Roland Merullo has the talent to make pages dog ear like a dog waiting for his owner to take him for a walk or for his owner to come home. I thought I would share some of his work with you. Take it as you see fit.
Brian was a tall and wide-shouldered, handsome as a shirt model. He blinked twice and started to try to get us to buy drinks before we ate. I could see in his face and hear in his voice that he was the type of person who was nervous around people and pretended not to be. He'd built an elaborate personality over his nervousness. He'd developed an armor, an act, a defensive out-goingness. It was the kind of thing that made me dislike someone right away.Isn't that the truth. We develop an act over our fears and our uneasiness, putting a coat of armor on daily.
"It's not a question of money, Ellory. Money just represents something else, n agreement to value one thing over another. Only children don't have this value put on them because children have one foot in the ocean and pay no attention. It terrifies us, this ocean. But the fear of drowning is absurd. We already are drowned."Here a mother with Alzheimer's who once was a great doctor explains a thought in her mind. And though her mind really isn't here, I think it's one of the most brilliant statements one could make. She describes the truth of no longer being a child. At a certain time in life (it's a different age/time for each) we become a true adult. Responsibilities and money consumes us taking our feet and plugging into the ocean she describes with no preserver. It is very hard to find youth and that passion again, but I find some people with children or professions with children have the luckiest jobs ever, one I could not do (apparently I'm too grown up for my own good). They get to remember what it's like.
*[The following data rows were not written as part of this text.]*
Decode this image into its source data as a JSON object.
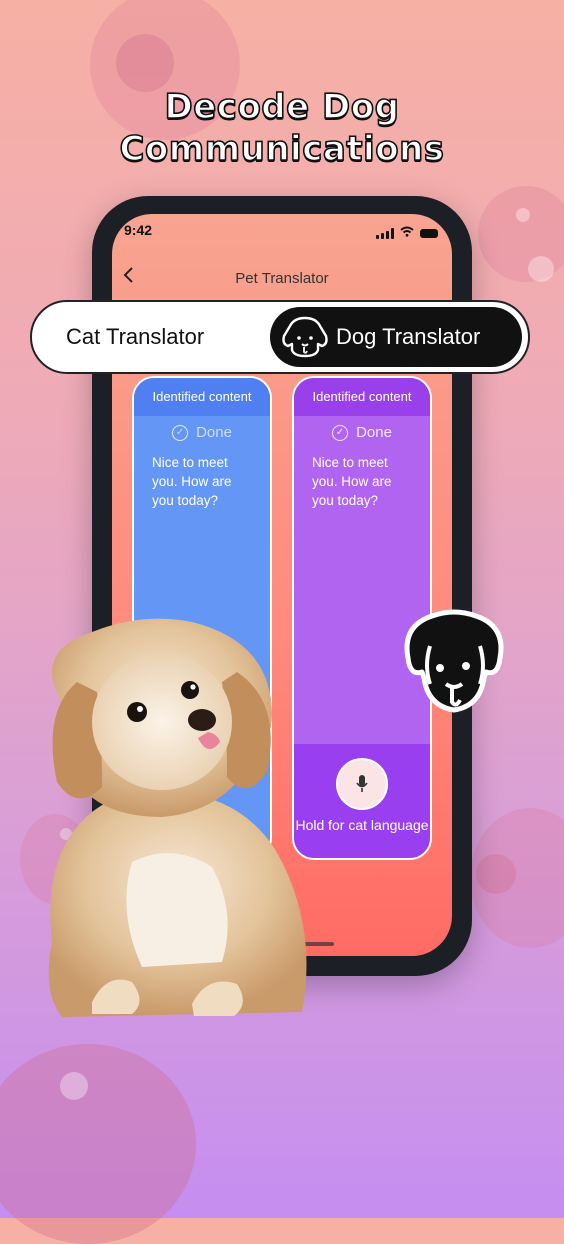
{
  "headline": {
    "line1": "Decode Dog",
    "line2": "Communications"
  },
  "phone": {
    "status_time": "9:42",
    "screen_title": "Pet Translator",
    "back_label": "<"
  },
  "toggle": {
    "cat_label": "Cat Translator",
    "dog_label": "Dog Translator",
    "selected": "Dog Translator"
  },
  "cards": {
    "left": {
      "header": "Identified content",
      "status": "Done",
      "message": "Nice to meet you. How are you today?"
    },
    "right": {
      "header": "Identified content",
      "status": "Done",
      "message": "Nice to meet you. How are you today?",
      "action_label": "Hold for cat language"
    }
  },
  "icons": [
    "chevron-left-icon",
    "signal-icon",
    "wifi-icon",
    "battery-icon",
    "dog-face-icon",
    "check-circle-icon",
    "microphone-icon"
  ],
  "colors": {
    "accent_blue": "#6496f5",
    "accent_purple": "#b064f0",
    "toggle_active": "#111111"
  }
}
... His name was Peter. There was something wounded and friendly about him. We got onto the subject of children, and he told me he had three of them, two almost-grown boys and a girl. They had lived with their mother for a long time now, but everyone still got along pretty well. I asked him what he liked best about having children, and he thought for a few seconds and said, "It's the closest you can come to being the other person." And the, after another couple of seconds, "A lot of times, if you try, you can be who you really should be with them, who you want to be".
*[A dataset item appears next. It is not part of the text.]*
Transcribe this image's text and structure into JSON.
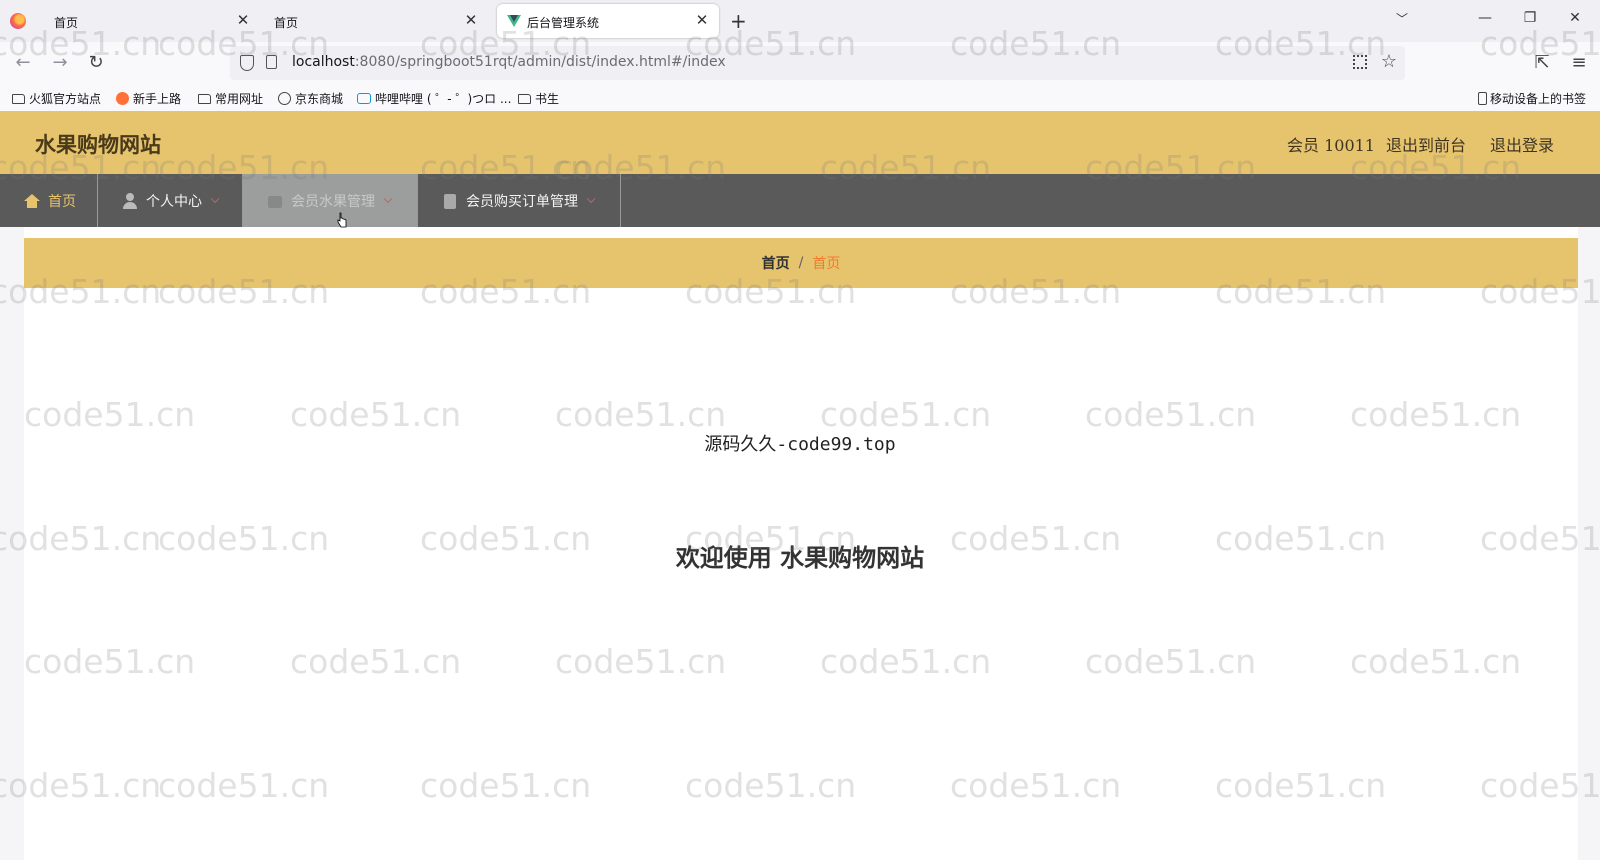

This was my favorite paragraph in this book. It made since. It explained the heart of why people have children. I always get a "don't you want a mini-me?" or "you'd be a great mom, why wouldn't you want to have kids?" But the more and more I hear it, it doesn't explain the passion the reason why. This "It's the closest you can come to being the other person." This make sense. When like at Herbie and I, I think of the wonderful quality my Herbie has inside and out. Then I think of some of my pluses and I think of all the possibilities for a child with those qualities... and I smile, shake my head, and say not to bad.
Merullo, may have just explained the key that I needed to decide if parenting is something we should do. Thank you Mr. Merullo you are gifted!
I get sentimental when I go to vote. ... I think: There's no country on earth anywhere near this good. And then, later, that it is a great country, and we have welcomed people from everywhere on earth, but that we somehow never really live up to our own grand rhetoric; that if we were half what we claimed to be, we'd long ago have cured every illness on the planet, and wouldn't have hungry kids in Kansas or the Bronx, and a million or two million people in prison. And so On. I think about the whole mad, spiritless rush we call the working week. I sink and sink.
I love voting. If I can vote, I'm there. It's my American right and I am blessed to have it. I think the America is the greatest country you can live in and if you don't think so visit our neighbors. Yes the have maybe different health care, lower prices, etc. But do they have the ability to slam their government and not get penalized? - God Bless America!
Amelia Rossi, it turned out, was one of those people that get their satisfaction in life from having guest in their house, cooking for them and watching them eat, making a fuss over them, making them happy. I remember reading that in some places, in ages past, opening your house to strangers had been considered an essential part of being human, an acknowledgment of some kind of invisible link. I like that kind of thing. I like warmth and uncalled-for kindness, the small unnoticed generosities that speckle the meanness of the world.
Amelia, is the person I hope one day I will become. (I already know a person very very similar to her). The person that says stay for dinner, even if there isn't enough. The person that calls a friend or family member when they know times are tough and ask to fill their belly's full of love. And finally the person that makes my home a familiar and friendly place to enjoy and be loved by food.
May your day be filled full of Ameilla lunches, and a foot in the sea